▸ **INSTRUCTIONS FOR THE TASK**
List each line of the data in which the string "method" appears.

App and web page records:

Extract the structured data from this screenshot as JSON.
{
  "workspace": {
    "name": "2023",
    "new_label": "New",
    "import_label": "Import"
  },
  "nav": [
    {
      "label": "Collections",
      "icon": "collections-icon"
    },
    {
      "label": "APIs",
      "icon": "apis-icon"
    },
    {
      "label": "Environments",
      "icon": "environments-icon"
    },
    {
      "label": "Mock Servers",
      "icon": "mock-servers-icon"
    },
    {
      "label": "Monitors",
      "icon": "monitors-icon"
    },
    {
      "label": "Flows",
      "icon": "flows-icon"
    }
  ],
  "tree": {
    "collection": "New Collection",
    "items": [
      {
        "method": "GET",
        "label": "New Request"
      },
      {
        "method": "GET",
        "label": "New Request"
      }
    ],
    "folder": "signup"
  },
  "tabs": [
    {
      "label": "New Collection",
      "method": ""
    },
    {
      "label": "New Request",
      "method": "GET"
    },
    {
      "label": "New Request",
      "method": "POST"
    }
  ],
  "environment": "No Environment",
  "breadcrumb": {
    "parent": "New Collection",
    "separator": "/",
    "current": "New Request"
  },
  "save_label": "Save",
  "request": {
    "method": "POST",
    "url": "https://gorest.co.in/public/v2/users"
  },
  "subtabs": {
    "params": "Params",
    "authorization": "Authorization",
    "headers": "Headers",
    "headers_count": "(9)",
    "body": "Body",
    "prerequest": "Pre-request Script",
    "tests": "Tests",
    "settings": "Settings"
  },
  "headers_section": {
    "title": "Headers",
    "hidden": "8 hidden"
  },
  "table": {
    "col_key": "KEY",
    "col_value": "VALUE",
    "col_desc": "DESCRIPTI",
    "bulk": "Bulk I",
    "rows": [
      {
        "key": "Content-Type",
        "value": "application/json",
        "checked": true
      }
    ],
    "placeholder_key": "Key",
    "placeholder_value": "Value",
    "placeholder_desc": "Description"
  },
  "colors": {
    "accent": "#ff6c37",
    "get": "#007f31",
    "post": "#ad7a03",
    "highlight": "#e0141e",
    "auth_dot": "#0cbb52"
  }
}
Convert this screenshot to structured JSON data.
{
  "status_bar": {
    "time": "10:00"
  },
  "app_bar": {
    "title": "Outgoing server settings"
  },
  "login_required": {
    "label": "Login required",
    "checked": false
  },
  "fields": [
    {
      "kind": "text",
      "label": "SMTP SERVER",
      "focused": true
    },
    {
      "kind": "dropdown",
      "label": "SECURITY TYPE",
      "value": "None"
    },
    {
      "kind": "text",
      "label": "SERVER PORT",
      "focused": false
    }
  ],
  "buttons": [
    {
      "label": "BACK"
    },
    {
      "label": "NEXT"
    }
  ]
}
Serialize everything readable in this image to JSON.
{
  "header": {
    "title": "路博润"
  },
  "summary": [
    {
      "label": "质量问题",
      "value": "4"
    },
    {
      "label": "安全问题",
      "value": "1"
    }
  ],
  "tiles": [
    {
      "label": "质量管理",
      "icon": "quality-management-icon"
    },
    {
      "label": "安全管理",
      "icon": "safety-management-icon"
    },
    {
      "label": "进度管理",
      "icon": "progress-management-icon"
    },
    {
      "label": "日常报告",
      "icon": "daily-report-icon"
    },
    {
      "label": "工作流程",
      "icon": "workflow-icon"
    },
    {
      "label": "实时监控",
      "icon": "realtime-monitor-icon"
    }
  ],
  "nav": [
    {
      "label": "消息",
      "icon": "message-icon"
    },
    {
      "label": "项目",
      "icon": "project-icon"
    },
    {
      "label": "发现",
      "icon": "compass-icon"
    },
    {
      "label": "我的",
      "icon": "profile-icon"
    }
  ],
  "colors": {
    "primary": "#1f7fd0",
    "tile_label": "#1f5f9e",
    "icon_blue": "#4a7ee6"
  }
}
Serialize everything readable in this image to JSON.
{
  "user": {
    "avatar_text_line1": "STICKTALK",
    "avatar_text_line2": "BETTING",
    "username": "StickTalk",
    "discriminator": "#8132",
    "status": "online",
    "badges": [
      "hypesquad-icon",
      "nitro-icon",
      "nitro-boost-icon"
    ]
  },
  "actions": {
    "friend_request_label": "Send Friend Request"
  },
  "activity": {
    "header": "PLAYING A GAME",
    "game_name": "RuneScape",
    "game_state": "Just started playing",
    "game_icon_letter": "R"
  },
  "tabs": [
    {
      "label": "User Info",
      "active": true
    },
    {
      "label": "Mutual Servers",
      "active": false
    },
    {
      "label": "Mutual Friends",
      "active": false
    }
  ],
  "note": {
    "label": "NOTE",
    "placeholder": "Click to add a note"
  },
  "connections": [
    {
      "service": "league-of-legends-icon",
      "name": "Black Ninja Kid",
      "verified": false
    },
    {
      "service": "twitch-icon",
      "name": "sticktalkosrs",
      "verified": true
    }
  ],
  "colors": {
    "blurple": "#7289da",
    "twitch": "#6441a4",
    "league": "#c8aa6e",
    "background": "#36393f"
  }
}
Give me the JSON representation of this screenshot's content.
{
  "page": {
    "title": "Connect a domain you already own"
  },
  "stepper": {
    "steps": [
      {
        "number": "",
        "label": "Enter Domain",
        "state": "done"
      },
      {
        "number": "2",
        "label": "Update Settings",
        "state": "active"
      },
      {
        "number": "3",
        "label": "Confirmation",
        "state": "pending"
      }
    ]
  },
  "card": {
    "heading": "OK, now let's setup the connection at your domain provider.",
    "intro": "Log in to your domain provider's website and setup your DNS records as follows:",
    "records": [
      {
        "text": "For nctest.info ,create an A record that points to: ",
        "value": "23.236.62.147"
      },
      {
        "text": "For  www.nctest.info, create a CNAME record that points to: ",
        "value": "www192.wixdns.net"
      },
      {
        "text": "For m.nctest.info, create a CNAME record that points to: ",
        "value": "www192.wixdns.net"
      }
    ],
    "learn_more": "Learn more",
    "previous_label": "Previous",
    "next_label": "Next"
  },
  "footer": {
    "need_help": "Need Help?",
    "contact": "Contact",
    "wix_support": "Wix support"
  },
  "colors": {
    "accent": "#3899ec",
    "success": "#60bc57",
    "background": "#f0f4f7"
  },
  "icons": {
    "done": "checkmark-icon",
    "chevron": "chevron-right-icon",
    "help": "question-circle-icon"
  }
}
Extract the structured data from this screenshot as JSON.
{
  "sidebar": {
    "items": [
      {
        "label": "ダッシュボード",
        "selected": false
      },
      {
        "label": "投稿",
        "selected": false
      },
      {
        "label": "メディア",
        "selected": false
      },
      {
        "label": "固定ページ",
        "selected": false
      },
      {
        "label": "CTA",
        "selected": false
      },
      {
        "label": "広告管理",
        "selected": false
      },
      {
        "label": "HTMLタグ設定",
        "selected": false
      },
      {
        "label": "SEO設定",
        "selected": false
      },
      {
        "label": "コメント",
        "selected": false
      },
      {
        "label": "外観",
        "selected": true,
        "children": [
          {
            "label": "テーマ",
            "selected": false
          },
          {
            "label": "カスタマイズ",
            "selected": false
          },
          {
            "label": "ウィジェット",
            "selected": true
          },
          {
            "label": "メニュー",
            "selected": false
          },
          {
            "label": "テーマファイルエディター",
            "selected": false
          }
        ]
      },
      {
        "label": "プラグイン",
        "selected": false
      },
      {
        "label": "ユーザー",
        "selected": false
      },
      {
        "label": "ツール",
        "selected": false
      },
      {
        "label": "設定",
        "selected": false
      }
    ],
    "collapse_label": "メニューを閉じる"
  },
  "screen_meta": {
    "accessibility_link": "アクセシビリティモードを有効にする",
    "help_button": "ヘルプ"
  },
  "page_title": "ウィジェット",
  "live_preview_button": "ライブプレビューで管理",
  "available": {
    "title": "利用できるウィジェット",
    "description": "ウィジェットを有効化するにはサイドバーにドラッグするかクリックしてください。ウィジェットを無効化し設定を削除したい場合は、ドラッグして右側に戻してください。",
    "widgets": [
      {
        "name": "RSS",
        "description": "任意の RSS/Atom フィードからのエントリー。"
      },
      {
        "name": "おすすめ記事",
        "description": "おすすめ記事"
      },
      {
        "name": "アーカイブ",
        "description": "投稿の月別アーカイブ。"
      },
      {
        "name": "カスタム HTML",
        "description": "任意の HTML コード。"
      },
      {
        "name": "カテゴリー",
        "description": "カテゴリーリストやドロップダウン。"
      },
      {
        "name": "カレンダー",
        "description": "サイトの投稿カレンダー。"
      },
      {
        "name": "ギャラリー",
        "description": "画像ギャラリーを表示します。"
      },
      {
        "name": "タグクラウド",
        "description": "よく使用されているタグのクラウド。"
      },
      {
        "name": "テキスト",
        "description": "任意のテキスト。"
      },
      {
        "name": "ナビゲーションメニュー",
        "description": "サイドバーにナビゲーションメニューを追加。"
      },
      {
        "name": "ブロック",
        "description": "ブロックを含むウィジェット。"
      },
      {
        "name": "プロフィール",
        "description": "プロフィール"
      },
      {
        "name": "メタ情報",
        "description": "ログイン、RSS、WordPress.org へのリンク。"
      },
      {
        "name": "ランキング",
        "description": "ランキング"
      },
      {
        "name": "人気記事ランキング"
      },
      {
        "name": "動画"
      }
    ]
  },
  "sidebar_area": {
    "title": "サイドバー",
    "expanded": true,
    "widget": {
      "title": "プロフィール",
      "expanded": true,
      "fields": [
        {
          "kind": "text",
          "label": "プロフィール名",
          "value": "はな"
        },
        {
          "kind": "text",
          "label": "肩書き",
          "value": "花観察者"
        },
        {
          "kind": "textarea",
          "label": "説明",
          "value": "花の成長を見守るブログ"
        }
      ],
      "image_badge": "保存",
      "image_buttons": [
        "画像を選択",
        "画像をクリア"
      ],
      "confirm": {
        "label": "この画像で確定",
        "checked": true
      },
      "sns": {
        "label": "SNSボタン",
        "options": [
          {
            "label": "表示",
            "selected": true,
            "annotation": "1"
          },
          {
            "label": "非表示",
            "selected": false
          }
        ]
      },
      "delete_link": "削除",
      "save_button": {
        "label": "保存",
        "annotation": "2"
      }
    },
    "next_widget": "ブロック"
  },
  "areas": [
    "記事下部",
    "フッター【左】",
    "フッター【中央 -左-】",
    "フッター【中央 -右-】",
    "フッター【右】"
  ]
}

▸ **RESPONSE TO THE TASK**
        "method": "GET",
        "method": "GET",
      "method": ""
      "method": "GET"
      "method": "POST"
    "method": "POST",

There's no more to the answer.